  12. 12. ReSouRCeS national Center for School Crisis the Dougy Center for grieving and bereavement Children and families The NCSCB provides free consultation The Dougy Center provides peer support groups and technical assistance to schools related for grieving children in Portland, Oregon, and to bereavement and school crisis events. provides training and technical assistance to The NCSCB aims to serve as a resource for establish peer support groups throughout the information, training materials, consultation, country.
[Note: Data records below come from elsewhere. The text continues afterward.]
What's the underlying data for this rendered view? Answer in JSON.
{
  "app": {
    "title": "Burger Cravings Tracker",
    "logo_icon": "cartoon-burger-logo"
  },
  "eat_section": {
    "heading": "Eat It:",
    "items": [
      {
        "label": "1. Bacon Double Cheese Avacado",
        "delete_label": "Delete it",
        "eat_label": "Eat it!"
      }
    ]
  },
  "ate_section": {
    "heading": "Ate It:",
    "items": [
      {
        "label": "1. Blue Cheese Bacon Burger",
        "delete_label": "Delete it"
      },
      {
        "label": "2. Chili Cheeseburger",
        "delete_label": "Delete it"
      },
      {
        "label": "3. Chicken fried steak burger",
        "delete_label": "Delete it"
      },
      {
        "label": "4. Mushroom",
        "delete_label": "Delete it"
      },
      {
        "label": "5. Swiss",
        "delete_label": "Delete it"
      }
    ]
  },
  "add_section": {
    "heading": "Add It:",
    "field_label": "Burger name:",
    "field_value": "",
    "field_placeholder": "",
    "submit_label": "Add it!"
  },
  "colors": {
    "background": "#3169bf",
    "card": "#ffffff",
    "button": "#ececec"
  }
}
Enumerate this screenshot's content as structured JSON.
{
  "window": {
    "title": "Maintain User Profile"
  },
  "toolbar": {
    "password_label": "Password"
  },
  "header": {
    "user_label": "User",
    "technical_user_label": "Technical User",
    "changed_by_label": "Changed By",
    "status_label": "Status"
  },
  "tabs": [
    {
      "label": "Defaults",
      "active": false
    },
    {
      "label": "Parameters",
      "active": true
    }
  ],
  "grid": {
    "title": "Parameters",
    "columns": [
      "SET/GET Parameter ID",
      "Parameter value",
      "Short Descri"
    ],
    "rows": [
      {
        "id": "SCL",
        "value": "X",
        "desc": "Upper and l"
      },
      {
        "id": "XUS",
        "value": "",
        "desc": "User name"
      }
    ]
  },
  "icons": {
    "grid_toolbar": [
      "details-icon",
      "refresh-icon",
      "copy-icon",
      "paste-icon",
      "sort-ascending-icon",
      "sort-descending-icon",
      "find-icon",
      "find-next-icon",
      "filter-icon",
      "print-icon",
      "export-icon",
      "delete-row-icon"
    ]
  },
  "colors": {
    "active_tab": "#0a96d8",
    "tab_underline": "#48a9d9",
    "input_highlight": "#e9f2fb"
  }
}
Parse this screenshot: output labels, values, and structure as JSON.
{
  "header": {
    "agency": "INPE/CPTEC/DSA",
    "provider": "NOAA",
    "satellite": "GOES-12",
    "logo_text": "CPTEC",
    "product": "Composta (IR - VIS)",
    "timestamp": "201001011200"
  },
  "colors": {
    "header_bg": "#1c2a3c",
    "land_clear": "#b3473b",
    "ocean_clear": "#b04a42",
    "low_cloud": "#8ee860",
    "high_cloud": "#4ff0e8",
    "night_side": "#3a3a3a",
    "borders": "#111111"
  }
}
The center’s Web site includes a and technical assistance for school systems, directory of programs across the country and professional training programs, professional internationally that serve grieving children, organizations, and agencies in order to further teens, and their families. the role schools can take in supporting students, www.dougy.org staff, and families at times of crisis and loss. www.cincinnatichildrens.org/school-crisis peer relationships; identification of students or that nonetheless can have a significant impact staff likely to benefit from additional school- on one’s social, emotional, and academic or community-based services; and needs functioning. Schools may be in a position to assessment. Schools should plan for additional support those grieving and, with the assistance services at times that may trigger grief reactions, of the mental health community, help them such as the anniversary of the death, graduation, learn how to cope with loss. As with other crisis the prom, athletic events, after the death of events, preparation, training, a comprehensive another member of the school community. emergency management plan, and a well- functioning crisis response team go a long Conclusion way toward minimizing the negative impact of The death of a family member, friend, teacher, loss and promoting adjustment and coping of or colleague is a common experience for many students and staff. The ERCM TA Center would like to thank David J. Schonfeld, M.D., director of the National Center for School Crisis and Bereavement, Cincinnati Children’s Hospital Medical Center, for his role as lead author of this newsletter. Additional members of the National Center for School Crisis and Bereavement—Barbara W. Boat, Richard C. Gilman, Vincent B. Giordano, Trena Goodwin, Robin H. Gurwitch, Daniel Nelson, Scott Newgass, Dominick Nigro, Frank W. Putnam, MaryEllen Salamone, Sara Strizzi, Gregory A. Thomas, and Marleen Wong—also assisted in the production of this newsletter. Special thanks to Christine Mecke, director of Pupil Personnel Services in Elmira City School District (N.Y.); and Jeffrey Bristow, executive director of Compliance and Risk Management in Capistrano Unified School District, South Orange County, Calif., for the insights they provided in their interviews regarding the subject matter of this newsletter. For information about the Readiness and Emergency Management for Schools grant (formerly the Emergency Response and Crisis Management grant) program, contact Tara Hill (tara.hill@ed.gov), Michelle Sinkgraven (michelle.sinkgraven@ed.gov), or Sara Strizzi (sara.strizzi@ ed.gov). Suggestions for newsletter topics should be sent to the ERCM TA Center Suggestion Box at http://ercm.ed.gov/ This publication was funded by the Office of Safe and Drug-Free Schools at the U.S. Department of Education under contract number GS23F8062H with Caliber Associates, Inc. The contracting officer’s representative was Tara Hill. The content of this publication does not necessarily reflect the views or policies of the U.S. Department of Education, nor does the mention of trade names, commercial products, or organizations imply endorsement by the U.S. government. This publication also contains hyperlinks and URLs for information created and maintained by private organizations. This information is provided for the reader’s convenience. The U.S. Department of Education is not responsible for controlling or guaranteeing the accuracy, relevance, timeliness, or completeness of this outside information. Further, the inclusion of information or a hyperlink or URL does not reflect the importance of the organization, nor is it intended to endorse any views expressed, or products or services offered. All hyperlinks and URLs were accessed on July 2, 2007. 12